We’re hoping that raising our rates will allow us to do better work for the best-fit clients. And we want you to join us in elevating your business. You’ll get all the benefits we’ve discussed above:
- You’ll attract better clients. Clients who try to lowball service providers tend to be difficult (though this isn’t always true).
- You’ll be able to deliver better experiences. More time means more creativity, bonuses, and delight for your own clients.
- You’ll have more time and resources to scale. Maybe this means expanding your marketing or hiring a team. Ideally you’ll be able to use these resources to build support systems around you. This allows you to focus on your superpowers – not annoying tasks.

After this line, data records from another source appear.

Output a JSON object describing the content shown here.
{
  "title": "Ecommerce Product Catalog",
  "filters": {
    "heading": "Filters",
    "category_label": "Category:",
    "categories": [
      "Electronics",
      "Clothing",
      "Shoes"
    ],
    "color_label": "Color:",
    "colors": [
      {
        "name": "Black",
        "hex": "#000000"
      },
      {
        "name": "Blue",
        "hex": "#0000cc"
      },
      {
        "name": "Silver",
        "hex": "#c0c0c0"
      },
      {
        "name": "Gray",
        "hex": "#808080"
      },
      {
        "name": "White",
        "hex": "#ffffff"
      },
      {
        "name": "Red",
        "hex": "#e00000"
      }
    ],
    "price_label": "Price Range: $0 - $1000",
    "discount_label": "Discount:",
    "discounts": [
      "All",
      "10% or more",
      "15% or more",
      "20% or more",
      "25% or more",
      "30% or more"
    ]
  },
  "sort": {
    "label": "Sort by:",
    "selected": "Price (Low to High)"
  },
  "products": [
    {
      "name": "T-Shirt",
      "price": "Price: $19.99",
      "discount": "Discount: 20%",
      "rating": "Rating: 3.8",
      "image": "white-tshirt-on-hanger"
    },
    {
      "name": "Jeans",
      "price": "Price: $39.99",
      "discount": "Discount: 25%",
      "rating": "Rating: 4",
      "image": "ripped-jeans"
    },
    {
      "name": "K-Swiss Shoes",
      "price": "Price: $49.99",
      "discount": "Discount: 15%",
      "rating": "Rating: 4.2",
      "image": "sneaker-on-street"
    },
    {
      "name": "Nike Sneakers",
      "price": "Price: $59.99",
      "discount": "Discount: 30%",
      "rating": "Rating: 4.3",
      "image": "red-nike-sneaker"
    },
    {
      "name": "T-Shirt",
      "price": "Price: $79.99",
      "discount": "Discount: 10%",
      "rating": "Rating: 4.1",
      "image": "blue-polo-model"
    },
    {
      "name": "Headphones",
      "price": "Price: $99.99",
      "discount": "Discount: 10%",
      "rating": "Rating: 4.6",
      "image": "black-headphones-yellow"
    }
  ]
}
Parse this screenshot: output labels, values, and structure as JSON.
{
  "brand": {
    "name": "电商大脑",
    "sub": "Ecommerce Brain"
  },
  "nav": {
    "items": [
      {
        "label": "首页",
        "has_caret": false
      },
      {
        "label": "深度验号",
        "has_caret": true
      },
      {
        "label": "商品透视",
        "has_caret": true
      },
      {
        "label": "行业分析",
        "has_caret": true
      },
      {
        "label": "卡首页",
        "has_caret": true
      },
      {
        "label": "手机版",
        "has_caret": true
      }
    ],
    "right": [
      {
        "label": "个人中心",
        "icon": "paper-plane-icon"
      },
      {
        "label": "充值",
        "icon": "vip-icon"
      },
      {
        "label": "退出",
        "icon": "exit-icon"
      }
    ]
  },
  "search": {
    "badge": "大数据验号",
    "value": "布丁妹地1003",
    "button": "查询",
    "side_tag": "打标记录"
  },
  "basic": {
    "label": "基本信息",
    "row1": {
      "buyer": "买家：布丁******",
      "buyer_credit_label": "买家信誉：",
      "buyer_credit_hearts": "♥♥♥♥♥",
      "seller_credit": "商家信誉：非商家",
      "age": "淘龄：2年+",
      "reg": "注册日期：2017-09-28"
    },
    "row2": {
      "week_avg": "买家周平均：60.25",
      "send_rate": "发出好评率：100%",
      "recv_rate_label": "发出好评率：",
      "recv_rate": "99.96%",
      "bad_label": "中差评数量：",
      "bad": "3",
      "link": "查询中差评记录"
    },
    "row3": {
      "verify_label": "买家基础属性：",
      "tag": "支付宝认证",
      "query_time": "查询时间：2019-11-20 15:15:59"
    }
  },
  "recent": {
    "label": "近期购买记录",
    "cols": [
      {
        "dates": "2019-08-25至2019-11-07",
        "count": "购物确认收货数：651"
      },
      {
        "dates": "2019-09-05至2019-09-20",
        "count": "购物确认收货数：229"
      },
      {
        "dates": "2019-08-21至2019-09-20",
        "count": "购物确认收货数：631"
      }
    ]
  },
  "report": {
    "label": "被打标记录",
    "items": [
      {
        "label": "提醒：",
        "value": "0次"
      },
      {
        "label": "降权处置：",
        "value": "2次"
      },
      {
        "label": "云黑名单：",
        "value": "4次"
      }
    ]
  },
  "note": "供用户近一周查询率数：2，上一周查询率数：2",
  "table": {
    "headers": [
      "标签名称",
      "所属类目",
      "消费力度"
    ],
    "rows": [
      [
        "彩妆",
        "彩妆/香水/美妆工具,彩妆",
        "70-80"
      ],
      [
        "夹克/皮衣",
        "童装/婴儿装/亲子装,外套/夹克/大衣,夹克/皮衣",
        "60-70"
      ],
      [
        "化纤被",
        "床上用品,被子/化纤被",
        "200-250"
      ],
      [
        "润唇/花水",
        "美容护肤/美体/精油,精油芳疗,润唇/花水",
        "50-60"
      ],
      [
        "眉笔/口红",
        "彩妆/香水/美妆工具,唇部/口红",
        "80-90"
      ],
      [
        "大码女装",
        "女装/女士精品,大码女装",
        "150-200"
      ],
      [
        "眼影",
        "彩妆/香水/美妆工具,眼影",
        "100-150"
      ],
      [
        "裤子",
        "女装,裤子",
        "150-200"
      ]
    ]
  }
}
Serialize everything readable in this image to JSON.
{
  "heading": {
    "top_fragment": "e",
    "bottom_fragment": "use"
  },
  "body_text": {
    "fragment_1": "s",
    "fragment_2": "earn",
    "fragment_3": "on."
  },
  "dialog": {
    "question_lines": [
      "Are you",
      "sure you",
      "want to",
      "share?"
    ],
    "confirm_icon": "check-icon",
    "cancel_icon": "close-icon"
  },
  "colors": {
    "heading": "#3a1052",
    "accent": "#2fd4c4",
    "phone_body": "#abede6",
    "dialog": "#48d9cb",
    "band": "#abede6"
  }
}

- You’ll find more space in your life for real human connection. When you’re charging more, you’ll spend less time to achieve the same necessary income. And this allows you to use that newfound free time to build relationships, make memories, and serve more people.
At the end of the day, our businesses are a means to an end. They allow everyday people like us to live richer, more full lives that focus on what matters most. To us, that’s not the stuff. It’s the extra time we get with our families, friends, audiences, clients, and the other humans in our lives.